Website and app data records
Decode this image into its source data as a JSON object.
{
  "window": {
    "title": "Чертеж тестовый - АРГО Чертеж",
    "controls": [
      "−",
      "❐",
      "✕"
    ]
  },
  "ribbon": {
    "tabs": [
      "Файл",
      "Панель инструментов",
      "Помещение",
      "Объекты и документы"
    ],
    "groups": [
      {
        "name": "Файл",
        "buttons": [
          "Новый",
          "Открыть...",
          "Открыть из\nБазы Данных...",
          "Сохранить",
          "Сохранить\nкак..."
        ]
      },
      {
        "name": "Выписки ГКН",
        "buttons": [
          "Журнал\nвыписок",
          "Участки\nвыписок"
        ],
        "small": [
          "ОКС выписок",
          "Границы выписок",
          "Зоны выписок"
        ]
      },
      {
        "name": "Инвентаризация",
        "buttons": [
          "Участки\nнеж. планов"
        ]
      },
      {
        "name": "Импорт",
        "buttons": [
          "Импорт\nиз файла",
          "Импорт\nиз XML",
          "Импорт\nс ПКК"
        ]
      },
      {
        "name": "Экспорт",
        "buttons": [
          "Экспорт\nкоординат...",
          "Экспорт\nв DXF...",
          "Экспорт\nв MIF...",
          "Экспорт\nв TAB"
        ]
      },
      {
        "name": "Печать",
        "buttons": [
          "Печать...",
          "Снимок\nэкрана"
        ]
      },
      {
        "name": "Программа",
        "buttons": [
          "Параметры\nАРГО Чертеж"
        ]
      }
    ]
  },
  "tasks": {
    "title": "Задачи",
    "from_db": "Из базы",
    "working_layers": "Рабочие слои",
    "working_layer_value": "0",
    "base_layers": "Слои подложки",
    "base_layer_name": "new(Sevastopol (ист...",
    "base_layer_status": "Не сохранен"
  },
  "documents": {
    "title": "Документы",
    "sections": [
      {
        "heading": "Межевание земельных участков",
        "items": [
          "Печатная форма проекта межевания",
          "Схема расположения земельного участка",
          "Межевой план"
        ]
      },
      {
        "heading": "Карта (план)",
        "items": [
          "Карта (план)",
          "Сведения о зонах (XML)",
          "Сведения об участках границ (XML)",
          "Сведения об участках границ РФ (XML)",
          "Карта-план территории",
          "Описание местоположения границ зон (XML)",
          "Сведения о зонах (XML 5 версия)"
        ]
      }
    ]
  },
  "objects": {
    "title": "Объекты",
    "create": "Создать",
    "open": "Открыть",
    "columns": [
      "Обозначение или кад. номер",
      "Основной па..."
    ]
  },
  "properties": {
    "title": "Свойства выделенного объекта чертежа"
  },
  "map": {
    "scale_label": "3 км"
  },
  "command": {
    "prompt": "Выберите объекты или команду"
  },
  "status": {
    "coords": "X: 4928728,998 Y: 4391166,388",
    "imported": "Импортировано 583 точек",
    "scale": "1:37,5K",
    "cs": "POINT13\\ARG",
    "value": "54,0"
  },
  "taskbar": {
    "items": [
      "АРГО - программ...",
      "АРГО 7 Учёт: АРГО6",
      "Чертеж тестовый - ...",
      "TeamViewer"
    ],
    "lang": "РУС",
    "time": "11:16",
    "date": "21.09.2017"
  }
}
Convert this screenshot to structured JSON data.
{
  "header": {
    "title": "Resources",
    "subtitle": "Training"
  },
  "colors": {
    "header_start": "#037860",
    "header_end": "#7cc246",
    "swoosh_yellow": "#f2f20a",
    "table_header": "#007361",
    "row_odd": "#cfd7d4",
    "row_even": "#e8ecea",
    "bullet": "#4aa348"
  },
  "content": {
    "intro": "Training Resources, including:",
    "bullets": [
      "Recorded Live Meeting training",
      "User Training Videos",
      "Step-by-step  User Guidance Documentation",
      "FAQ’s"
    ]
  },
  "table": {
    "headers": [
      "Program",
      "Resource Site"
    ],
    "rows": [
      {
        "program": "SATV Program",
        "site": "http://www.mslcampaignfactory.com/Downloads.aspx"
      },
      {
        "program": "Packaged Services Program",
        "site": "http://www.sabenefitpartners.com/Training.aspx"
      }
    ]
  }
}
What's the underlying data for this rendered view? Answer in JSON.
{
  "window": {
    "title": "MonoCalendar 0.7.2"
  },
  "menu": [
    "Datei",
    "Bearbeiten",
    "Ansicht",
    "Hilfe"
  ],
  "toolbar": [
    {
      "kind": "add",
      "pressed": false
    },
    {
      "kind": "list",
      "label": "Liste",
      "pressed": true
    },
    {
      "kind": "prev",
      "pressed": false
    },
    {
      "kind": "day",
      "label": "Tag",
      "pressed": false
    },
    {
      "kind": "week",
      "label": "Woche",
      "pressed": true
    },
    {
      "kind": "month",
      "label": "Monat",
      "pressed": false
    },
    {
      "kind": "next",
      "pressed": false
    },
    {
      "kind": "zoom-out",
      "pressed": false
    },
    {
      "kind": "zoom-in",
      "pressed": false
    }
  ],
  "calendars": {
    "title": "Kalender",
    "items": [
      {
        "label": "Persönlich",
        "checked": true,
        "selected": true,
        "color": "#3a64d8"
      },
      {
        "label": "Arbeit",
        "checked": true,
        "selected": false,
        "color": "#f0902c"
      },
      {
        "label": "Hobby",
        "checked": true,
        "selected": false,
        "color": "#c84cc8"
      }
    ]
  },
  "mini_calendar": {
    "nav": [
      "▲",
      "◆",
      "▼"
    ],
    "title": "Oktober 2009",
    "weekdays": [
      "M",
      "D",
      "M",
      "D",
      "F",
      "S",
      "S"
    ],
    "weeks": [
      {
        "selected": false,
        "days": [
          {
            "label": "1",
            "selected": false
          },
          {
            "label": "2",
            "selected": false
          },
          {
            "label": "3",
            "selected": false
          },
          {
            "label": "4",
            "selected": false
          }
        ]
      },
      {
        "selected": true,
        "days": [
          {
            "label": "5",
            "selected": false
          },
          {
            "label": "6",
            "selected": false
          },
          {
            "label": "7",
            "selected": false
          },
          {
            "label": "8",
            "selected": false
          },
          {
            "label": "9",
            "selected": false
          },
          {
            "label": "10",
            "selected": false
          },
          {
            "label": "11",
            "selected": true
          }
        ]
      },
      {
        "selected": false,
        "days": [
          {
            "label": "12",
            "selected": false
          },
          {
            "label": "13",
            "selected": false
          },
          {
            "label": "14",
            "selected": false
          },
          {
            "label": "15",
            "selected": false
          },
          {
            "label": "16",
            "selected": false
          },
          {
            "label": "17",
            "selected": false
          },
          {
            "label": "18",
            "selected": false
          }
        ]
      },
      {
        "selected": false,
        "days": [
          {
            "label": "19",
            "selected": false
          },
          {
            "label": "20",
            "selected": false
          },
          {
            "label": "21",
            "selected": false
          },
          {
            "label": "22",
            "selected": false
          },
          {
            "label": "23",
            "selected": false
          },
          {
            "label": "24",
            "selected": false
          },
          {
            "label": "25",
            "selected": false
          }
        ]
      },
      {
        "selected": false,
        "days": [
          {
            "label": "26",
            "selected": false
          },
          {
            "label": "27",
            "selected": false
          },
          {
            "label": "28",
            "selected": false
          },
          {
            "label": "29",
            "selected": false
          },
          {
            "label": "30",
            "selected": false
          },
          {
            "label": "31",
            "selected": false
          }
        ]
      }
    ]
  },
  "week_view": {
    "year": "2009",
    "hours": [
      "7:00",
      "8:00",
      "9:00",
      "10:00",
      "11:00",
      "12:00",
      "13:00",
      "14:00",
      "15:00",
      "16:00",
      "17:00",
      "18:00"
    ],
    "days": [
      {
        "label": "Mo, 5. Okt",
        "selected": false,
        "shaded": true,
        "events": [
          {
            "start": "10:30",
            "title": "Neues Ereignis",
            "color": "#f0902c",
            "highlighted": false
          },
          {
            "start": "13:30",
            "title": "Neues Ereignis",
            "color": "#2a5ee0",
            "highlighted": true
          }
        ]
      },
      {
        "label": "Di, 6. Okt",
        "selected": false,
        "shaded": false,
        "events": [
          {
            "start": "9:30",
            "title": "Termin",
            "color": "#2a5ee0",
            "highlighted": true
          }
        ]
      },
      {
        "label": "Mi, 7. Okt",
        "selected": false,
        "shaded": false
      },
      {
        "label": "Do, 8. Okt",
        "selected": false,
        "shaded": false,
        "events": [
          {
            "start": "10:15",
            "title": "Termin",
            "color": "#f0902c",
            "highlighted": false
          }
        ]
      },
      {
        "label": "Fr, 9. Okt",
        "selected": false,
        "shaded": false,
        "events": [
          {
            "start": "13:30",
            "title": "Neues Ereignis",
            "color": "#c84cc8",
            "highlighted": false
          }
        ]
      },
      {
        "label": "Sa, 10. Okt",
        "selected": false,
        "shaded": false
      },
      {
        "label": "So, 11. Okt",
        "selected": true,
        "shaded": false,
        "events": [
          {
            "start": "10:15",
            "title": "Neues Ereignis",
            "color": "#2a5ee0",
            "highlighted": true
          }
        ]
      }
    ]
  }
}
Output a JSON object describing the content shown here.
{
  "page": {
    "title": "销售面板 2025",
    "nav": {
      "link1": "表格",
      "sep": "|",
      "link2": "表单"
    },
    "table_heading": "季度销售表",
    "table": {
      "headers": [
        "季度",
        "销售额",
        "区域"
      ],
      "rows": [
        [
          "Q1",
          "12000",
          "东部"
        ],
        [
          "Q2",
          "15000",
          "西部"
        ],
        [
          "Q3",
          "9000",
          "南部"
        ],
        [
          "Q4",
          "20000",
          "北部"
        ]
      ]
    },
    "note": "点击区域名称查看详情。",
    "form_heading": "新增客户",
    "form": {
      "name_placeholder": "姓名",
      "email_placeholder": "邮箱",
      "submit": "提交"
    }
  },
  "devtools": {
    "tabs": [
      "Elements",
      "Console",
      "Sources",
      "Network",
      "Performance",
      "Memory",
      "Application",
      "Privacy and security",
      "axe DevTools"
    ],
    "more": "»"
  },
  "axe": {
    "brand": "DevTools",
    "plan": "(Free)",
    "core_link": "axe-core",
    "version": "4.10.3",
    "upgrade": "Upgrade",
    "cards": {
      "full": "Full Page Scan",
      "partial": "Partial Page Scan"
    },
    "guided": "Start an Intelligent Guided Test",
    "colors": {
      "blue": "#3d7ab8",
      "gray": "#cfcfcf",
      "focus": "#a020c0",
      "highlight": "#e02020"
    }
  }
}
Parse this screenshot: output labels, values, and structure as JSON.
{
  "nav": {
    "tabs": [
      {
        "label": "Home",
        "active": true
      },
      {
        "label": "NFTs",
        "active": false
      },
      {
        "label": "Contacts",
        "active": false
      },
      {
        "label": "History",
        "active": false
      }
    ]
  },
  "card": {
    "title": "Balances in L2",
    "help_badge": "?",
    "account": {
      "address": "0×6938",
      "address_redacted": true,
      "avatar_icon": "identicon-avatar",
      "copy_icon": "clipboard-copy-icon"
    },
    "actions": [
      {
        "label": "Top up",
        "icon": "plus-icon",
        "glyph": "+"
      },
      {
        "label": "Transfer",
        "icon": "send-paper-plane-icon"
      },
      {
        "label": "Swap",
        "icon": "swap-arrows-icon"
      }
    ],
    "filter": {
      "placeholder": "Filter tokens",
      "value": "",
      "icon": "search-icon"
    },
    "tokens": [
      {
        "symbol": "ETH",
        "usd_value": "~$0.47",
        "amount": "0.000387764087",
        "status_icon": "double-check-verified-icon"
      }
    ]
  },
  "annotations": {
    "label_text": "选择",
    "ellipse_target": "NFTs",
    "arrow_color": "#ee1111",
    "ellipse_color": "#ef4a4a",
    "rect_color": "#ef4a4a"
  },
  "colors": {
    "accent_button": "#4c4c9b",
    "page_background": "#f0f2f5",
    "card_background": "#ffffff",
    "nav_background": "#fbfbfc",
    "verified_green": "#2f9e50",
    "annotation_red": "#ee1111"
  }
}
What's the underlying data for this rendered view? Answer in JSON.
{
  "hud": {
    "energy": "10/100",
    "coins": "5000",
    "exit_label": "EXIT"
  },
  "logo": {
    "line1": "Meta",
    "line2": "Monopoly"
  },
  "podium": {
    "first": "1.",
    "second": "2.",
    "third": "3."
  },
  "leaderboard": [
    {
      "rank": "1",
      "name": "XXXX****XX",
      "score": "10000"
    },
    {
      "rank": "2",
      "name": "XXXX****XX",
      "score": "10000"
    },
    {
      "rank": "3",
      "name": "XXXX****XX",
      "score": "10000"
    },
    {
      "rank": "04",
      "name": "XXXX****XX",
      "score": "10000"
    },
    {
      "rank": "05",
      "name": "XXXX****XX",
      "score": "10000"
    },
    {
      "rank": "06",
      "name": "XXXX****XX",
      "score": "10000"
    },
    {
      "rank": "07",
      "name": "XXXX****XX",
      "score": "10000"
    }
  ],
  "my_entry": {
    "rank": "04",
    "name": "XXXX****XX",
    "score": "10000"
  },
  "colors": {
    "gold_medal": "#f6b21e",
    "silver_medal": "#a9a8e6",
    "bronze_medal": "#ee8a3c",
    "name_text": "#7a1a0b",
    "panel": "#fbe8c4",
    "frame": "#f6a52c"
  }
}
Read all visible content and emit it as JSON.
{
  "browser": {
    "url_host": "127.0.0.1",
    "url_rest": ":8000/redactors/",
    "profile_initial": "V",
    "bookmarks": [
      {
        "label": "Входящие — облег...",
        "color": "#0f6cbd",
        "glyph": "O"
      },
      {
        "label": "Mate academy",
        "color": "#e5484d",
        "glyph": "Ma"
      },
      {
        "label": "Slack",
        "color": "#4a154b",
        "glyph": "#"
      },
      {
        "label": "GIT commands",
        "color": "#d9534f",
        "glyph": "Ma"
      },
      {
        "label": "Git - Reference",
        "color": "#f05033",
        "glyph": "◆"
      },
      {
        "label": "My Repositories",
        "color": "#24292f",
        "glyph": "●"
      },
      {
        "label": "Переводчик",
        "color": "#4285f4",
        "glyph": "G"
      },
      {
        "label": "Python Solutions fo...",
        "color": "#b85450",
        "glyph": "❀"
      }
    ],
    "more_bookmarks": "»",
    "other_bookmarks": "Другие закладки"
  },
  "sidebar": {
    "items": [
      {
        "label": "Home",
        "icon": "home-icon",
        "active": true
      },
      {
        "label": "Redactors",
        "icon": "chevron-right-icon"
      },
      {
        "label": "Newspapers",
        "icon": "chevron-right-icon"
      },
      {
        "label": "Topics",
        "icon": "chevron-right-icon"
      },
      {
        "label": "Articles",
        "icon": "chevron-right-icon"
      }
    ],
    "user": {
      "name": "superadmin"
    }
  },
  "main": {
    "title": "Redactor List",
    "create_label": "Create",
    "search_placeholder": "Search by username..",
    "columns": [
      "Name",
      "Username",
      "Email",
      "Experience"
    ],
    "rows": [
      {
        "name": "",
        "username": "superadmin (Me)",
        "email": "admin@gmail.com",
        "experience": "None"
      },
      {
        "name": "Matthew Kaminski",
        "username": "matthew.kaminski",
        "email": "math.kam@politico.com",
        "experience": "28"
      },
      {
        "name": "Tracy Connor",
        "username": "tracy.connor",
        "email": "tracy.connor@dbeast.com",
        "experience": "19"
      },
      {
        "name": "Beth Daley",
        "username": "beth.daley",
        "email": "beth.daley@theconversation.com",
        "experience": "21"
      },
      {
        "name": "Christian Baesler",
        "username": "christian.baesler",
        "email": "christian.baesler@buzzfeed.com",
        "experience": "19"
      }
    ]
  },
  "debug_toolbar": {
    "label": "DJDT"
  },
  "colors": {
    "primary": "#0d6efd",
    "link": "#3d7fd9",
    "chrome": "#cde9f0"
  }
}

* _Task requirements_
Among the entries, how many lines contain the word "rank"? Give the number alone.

* _Solution for this exercise_
8